───── Entries supplied ─────
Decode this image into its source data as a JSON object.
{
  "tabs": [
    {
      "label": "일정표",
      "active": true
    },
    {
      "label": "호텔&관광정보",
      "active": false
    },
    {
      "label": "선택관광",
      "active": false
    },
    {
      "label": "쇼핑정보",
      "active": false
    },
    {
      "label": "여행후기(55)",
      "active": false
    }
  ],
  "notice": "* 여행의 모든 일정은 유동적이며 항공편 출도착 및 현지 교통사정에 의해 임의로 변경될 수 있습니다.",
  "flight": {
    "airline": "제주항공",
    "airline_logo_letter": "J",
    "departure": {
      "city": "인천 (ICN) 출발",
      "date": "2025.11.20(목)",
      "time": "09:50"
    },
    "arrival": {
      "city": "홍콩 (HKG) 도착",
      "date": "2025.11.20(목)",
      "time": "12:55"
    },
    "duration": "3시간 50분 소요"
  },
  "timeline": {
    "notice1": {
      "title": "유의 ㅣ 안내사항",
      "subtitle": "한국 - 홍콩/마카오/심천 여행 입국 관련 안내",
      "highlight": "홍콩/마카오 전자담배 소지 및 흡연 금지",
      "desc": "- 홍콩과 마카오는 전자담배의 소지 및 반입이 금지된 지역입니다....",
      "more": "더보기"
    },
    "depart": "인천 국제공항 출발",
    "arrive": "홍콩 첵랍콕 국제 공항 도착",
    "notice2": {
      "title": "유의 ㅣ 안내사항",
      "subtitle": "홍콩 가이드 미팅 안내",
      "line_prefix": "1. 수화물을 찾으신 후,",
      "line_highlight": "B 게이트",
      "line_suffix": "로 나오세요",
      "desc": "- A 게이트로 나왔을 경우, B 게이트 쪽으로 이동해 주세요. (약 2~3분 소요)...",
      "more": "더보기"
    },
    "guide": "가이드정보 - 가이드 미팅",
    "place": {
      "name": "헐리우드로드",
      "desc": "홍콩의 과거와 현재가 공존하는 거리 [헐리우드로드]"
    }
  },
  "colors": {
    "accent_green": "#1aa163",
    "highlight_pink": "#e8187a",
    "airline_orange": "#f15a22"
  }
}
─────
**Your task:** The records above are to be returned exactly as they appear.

**Exercise solution:**
Decode this image into its source data as a JSON object.
{
  "tabs": [
    {
      "label": "일정표",
      "active": true
    },
    {
      "label": "호텔&관광정보",
      "active": false
    },
    {
      "label": "선택관광",
      "active": false
    },
    {
      "label": "쇼핑정보",
      "active": false
    },
    {
      "label": "여행후기(55)",
      "active": false
    }
  ],
  "notice": "* 여행의 모든 일정은 유동적이며 항공편 출도착 및 현지 교통사정에 의해 임의로 변경될 수 있습니다.",
  "flight": {
    "airline": "제주항공",
    "airline_logo_letter": "J",
    "departure": {
      "city": "인천 (ICN) 출발",
      "date": "2025.11.20(목)",
      "time": "09:50"
    },
    "arrival": {
      "city": "홍콩 (HKG) 도착",
      "date": "2025.11.20(목)",
      "time": "12:55"
    },
    "duration": "3시간 50분 소요"
  },
  "timeline": {
    "notice1": {
      "title": "유의 ㅣ 안내사항",
      "subtitle": "한국 - 홍콩/마카오/심천 여행 입국 관련 안내",
      "highlight": "홍콩/마카오 전자담배 소지 및 흡연 금지",
      "desc": "- 홍콩과 마카오는 전자담배의 소지 및 반입이 금지된 지역입니다....",
      "more": "더보기"
    },
    "depart": "인천 국제공항 출발",
    "arrive": "홍콩 첵랍콕 국제 공항 도착",
    "notice2": {
      "title": "유의 ㅣ 안내사항",
      "subtitle": "홍콩 가이드 미팅 안내",
      "line_prefix": "1. 수화물을 찾으신 후,",
      "line_highlight": "B 게이트",
      "line_suffix": "로 나오세요",
      "desc": "- A 게이트로 나왔을 경우, B 게이트 쪽으로 이동해 주세요. (약 2~3분 소요)...",
      "more": "더보기"
    },
    "guide": "가이드정보 - 가이드 미팅",
    "place": {
      "name": "헐리우드로드",
      "desc": "홍콩의 과거와 현재가 공존하는 거리 [헐리우드로드]"
    }
  },
  "colors": {
    "accent_green": "#1aa163",
    "highlight_pink": "#e8187a",
    "airline_orange": "#f15a22"
  }
}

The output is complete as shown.